These are wines made by stopping the fermentation which prevents most of the natural grape sugar being transformed into alcohol. Not only are the sweetest grape varieties used like the Moscatel and Pedro Ximénez, but the process also often includes the concentration of this sugar by the evaporation of some of the water contained in the grape, such that the must can reach 22° Beumé which makes it very difficult for the yeasts to ferment. This practice is known as “asoleo” or sunning the grapes.
After pressing the grapes, the incipient fermentation of the must is stopped by the addition of wine-based alcohol which results in wines with extremely high sugar content; above 220 grams per litre, and on occasion over 400. The alcohol content of these wines consists fundamentally of the wine alcohol added to stop the fermentation and is usually about 15% to 18%.
These wines are nearly always made from single grape varieties and their characteristics are closely connected to the aromas of the selected grape with which they share their name.
Moscatel is a wine made from grapes of the same name in the coastal areas of the Sherry production zone. Reference is often made to “Moscatel de pasas” (pasas are raisins) when the process of asoleo has been carried out, or “Moscatel Oro” or “Dorado” when it has not. The differences are notable with colour going from golden to intense mahogany and very different textures depending on the sugar content (over 220 g/l). However all these wines offer the floral, herbaceous and citric aromas characteristic of the grape, enhanced more or less by oxidative ageing. On the palate they are very sweet but always fresh thanks to an agreeable acidity.
Pedro Ximénez, unlike Moscatel, is always made from sunned grapes, thus producing a concentration of sugars which is never below 250 g/l and often reaches more than 400. The resulting wine is extraordinarily dark, from chestnut to jet black with iodine coloured reflections and almost always completely opaque; it has a texture which makes the wine stick to the glass and gives a smooth velvet sensation to the palate. Its aromas, initially those of honey and dried fruit (raisins, figs, dates…), evolve as it ages towards tertiary notes of extraordinary richness: toasted notes (coffee), liquorice, and develops ever deeper colour and complexity
The third of the groups of Sherry wines is that produced by the “cabeceo” or blending of the wines described above. Logically the possibilities are endless, given the number of wines available and possible variations in proportions. The regulations of the Denomination of Origin simply establish a few very broad limits so it is difficult to give precise descriptions of each one as each bodega has its own criteria when making up their “cabeceos” for their commercial brands.

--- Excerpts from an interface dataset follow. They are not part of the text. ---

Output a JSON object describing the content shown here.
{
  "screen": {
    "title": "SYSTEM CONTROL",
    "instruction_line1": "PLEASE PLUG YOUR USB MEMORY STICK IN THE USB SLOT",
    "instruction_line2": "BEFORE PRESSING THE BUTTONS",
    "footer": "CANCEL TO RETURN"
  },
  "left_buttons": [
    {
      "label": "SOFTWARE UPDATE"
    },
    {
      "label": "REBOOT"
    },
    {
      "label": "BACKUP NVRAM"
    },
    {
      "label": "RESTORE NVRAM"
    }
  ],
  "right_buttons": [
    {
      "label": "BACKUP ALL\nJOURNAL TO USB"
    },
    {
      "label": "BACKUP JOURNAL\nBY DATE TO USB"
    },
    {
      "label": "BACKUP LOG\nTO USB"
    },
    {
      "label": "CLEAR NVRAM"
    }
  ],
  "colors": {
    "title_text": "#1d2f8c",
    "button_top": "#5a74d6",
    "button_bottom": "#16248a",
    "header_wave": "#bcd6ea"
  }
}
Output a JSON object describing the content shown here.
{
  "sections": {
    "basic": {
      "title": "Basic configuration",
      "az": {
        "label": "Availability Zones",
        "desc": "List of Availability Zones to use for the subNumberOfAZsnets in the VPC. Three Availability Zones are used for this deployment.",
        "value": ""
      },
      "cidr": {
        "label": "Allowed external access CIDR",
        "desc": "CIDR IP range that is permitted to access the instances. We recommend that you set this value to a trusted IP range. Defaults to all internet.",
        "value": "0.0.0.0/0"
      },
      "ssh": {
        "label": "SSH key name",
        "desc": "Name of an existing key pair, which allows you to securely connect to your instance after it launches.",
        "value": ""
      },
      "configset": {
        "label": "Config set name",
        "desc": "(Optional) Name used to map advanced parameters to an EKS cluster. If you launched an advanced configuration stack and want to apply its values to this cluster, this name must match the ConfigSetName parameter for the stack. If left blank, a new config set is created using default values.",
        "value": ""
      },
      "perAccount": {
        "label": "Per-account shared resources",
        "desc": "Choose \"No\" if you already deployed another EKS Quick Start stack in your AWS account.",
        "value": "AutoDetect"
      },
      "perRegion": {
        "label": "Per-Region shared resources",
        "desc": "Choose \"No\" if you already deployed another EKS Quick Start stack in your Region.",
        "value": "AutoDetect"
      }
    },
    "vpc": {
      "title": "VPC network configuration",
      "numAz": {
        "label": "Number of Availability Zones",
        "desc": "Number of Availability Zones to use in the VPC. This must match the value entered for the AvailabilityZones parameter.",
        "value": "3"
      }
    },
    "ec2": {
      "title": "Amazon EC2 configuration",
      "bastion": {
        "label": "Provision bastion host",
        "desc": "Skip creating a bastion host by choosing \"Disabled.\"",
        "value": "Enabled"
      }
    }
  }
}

This group includes Pale Cream, Medium and Cream. In general these are wines connected in some way to the most British tradition in Sherry as the blends have historically in response to the requirements of overseas customers. They even made some themselves in their own country (mainly England) using “pure” wines imported from Jerez. Nowadays, naturally, all the blends are made in the bodegas of the Sherry area once all the component wines have completed their respective ageing.